● EXERCISE BRIEF
Starting from the line that holds "Parse this screenshot: output", print each remaining line of the entries exactly, ending with the last.

Start of TASK MATERIAL

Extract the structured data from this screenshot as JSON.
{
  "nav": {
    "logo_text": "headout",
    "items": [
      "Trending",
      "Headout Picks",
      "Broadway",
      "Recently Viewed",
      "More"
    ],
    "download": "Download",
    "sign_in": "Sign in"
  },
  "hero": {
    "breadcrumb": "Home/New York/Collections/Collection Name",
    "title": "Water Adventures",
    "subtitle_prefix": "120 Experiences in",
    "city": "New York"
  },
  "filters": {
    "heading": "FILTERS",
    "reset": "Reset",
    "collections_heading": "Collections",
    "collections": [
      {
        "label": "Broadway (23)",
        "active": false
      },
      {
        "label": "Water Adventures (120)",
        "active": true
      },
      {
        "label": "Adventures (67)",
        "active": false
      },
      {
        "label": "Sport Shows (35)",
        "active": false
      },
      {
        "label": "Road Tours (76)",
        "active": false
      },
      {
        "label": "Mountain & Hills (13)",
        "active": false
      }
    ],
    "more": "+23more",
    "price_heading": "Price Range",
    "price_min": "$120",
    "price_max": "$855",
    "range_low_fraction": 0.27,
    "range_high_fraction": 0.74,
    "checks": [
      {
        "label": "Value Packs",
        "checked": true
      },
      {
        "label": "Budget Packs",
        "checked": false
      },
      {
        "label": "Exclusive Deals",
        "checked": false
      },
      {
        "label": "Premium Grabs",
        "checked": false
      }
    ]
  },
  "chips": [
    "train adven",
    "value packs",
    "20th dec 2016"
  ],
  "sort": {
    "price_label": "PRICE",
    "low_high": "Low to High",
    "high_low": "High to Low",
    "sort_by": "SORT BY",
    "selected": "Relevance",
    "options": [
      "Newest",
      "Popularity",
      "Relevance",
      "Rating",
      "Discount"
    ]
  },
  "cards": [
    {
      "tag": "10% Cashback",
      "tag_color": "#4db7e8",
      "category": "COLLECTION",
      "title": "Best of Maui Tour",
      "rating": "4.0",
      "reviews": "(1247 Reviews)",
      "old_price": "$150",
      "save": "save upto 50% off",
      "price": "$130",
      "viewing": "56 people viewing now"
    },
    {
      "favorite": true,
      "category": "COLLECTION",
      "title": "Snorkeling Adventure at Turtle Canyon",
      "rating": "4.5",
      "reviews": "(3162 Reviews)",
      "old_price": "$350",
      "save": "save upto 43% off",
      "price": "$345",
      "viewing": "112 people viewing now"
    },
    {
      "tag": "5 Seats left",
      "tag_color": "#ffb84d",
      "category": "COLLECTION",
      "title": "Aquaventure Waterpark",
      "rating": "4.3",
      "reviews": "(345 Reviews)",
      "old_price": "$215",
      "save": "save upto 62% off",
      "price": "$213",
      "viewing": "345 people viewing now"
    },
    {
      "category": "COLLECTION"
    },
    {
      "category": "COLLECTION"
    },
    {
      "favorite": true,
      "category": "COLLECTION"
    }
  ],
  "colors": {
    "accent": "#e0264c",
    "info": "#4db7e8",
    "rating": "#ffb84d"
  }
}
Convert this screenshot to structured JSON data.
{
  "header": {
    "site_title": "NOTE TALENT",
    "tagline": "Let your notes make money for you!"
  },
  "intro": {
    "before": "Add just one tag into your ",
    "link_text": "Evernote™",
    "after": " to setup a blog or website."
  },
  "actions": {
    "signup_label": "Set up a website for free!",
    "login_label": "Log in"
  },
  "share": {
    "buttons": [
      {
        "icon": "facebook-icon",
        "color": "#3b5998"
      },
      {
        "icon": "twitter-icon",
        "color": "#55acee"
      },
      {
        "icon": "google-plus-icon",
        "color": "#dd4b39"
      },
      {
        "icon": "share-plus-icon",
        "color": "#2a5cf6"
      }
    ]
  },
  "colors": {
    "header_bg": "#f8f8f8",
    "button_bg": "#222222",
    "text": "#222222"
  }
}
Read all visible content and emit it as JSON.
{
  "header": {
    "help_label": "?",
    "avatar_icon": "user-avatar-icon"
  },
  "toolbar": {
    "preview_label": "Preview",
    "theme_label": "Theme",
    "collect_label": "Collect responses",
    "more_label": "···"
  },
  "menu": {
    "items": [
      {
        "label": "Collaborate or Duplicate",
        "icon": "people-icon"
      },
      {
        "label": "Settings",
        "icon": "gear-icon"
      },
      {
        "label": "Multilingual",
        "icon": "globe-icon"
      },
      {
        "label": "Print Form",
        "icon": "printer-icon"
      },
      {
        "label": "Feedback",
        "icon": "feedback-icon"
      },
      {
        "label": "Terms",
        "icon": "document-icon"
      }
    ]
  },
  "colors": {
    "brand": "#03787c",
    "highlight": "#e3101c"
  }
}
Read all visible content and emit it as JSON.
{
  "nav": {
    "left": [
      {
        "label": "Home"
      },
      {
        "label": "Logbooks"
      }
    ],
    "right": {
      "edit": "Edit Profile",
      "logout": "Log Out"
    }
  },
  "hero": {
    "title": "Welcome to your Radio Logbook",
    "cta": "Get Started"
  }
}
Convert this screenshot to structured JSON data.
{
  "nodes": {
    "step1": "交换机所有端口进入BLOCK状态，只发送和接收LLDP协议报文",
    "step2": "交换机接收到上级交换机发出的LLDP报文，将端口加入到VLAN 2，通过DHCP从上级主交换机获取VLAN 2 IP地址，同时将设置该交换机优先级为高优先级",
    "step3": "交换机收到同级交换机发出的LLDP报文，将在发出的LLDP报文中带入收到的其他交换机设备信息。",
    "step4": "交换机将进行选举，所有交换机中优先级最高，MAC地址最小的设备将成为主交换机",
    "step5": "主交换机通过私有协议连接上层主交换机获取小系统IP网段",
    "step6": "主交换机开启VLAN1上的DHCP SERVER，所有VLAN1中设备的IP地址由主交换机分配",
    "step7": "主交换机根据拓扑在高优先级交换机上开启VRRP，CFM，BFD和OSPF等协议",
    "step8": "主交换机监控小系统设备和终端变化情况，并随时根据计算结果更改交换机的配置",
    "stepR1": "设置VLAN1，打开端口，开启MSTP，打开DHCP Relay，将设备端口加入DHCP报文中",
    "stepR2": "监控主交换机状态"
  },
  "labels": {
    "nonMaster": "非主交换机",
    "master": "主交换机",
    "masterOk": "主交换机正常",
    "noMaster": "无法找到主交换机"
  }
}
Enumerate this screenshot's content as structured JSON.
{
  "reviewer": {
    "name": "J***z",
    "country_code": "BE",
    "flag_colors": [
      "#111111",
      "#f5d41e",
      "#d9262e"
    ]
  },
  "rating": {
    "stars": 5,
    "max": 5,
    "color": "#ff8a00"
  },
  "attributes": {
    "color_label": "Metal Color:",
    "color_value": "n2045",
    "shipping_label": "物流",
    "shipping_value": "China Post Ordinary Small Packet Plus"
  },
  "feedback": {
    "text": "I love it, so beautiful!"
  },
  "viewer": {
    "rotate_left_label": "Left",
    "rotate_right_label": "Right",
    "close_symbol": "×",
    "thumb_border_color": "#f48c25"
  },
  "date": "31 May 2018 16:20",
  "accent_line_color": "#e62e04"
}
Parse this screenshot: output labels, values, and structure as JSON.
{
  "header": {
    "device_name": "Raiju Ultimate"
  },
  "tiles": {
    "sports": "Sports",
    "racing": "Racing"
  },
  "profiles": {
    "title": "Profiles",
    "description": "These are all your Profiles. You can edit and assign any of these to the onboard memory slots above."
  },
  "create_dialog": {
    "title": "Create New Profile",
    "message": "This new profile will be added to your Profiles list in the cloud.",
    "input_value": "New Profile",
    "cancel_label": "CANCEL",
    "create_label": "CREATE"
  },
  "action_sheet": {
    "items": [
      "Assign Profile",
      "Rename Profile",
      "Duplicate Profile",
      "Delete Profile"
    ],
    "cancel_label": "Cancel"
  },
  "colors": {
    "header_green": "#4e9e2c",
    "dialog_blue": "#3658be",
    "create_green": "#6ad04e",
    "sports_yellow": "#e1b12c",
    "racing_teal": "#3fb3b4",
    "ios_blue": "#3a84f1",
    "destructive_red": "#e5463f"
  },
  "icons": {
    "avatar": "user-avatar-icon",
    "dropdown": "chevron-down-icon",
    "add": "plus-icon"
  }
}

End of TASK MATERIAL

● EXERCISE RESPONSE
Parse this screenshot: output labels, values, and structure as JSON.
{
  "header": {
    "device_name": "Raiju Ultimate"
  },
  "tiles": {
    "sports": "Sports",
    "racing": "Racing"
  },
  "profiles": {
    "title": "Profiles",
    "description": "These are all your Profiles. You can edit and assign any of these to the onboard memory slots above."
  },
  "create_dialog": {
    "title": "Create New Profile",
    "message": "This new profile will be added to your Profiles list in the cloud.",
    "input_value": "New Profile",
    "cancel_label": "CANCEL",
    "create_label": "CREATE"
  },
  "action_sheet": {
    "items": [
      "Assign Profile",
      "Rename Profile",
      "Duplicate Profile",
      "Delete Profile"
    ],
    "cancel_label": "Cancel"
  },
  "colors": {
    "header_green": "#4e9e2c",
    "dialog_blue": "#3658be",
    "create_green": "#6ad04e",
    "sports_yellow": "#e1b12c",
    "racing_teal": "#3fb3b4",
    "ios_blue": "#3a84f1",
    "destructive_red": "#e5463f"
  },
  "icons": {
    "avatar": "user-avatar-icon",
    "dropdown": "chevron-down-icon",
    "add": "plus-icon"
  }
}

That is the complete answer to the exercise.